● TASK ITEM
Restate the following data in its entirety, word for word and without images.

*** SOURCE DATA Section Begins ***

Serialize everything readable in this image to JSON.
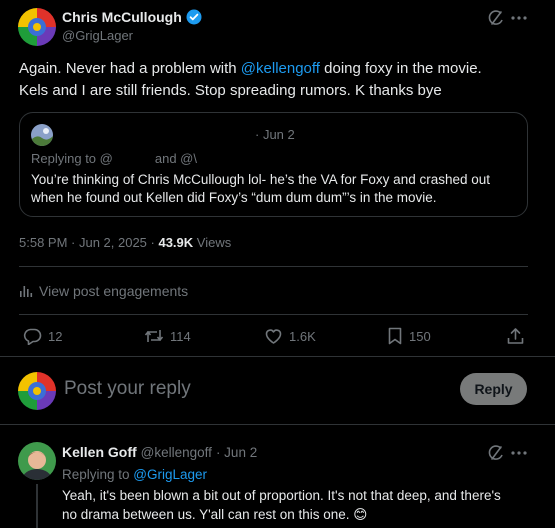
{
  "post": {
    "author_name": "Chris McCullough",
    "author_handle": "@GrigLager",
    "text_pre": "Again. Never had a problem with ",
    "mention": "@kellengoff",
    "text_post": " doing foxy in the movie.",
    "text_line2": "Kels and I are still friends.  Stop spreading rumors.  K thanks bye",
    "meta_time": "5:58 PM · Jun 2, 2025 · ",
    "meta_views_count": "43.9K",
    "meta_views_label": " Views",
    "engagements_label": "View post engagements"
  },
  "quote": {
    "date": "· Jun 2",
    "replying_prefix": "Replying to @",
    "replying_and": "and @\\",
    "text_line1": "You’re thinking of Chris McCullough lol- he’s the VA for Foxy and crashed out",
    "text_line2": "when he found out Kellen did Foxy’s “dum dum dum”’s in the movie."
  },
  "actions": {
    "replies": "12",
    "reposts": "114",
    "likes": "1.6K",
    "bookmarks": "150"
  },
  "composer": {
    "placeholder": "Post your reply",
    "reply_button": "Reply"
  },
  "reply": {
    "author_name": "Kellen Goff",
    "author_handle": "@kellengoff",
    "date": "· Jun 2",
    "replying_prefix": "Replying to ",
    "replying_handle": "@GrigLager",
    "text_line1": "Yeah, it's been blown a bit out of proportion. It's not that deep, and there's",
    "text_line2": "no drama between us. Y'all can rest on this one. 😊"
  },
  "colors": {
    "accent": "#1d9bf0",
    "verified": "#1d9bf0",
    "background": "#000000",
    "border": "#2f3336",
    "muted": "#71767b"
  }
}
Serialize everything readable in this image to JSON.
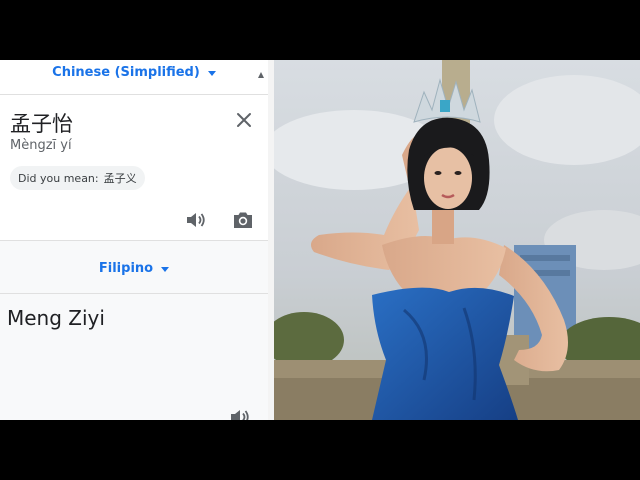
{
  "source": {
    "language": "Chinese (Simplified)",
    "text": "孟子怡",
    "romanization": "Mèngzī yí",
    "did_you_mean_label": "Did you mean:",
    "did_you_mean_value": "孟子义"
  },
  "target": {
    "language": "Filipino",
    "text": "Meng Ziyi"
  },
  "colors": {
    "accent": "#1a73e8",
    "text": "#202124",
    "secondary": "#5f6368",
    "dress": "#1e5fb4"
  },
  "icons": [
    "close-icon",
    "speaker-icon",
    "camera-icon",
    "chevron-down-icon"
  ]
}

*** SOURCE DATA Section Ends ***

● ANSWER AREA
Serialize everything readable in this image to JSON.
{
  "post": {
    "author_name": "Chris McCullough",
    "author_handle": "@GrigLager",
    "text_pre": "Again. Never had a problem with ",
    "mention": "@kellengoff",
    "text_post": " doing foxy in the movie.",
    "text_line2": "Kels and I are still friends.  Stop spreading rumors.  K thanks bye",
    "meta_time": "5:58 PM · Jun 2, 2025 · ",
    "meta_views_count": "43.9K",
    "meta_views_label": " Views",
    "engagements_label": "View post engagements"
  },
  "quote": {
    "date": "· Jun 2",
    "replying_prefix": "Replying to @",
    "replying_and": "and @\\",
    "text_line1": "You’re thinking of Chris McCullough lol- he’s the VA for Foxy and crashed out",
    "text_line2": "when he found out Kellen did Foxy’s “dum dum dum”’s in the movie."
  },
  "actions": {
    "replies": "12",
    "reposts": "114",
    "likes": "1.6K",
    "bookmarks": "150"
  },
  "composer": {
    "placeholder": "Post your reply",
    "reply_button": "Reply"
  },
  "reply": {
    "author_name": "Kellen Goff",
    "author_handle": "@kellengoff",
    "date": "· Jun 2",
    "replying_prefix": "Replying to ",
    "replying_handle": "@GrigLager",
    "text_line1": "Yeah, it's been blown a bit out of proportion. It's not that deep, and there's",
    "text_line2": "no drama between us. Y'all can rest on this one. 😊"
  },
  "colors": {
    "accent": "#1d9bf0",
    "verified": "#1d9bf0",
    "background": "#000000",
    "border": "#2f3336",
    "muted": "#71767b"
  }
}
Serialize everything readable in this image to JSON.
{
  "source": {
    "language": "Chinese (Simplified)",
    "text": "孟子怡",
    "romanization": "Mèngzī yí",
    "did_you_mean_label": "Did you mean:",
    "did_you_mean_value": "孟子义"
  },
  "target": {
    "language": "Filipino",
    "text": "Meng Ziyi"
  },
  "colors": {
    "accent": "#1a73e8",
    "text": "#202124",
    "secondary": "#5f6368",
    "dress": "#1e5fb4"
  },
  "icons": [
    "close-icon",
    "speaker-icon",
    "camera-icon",
    "chevron-down-icon"
  ]
}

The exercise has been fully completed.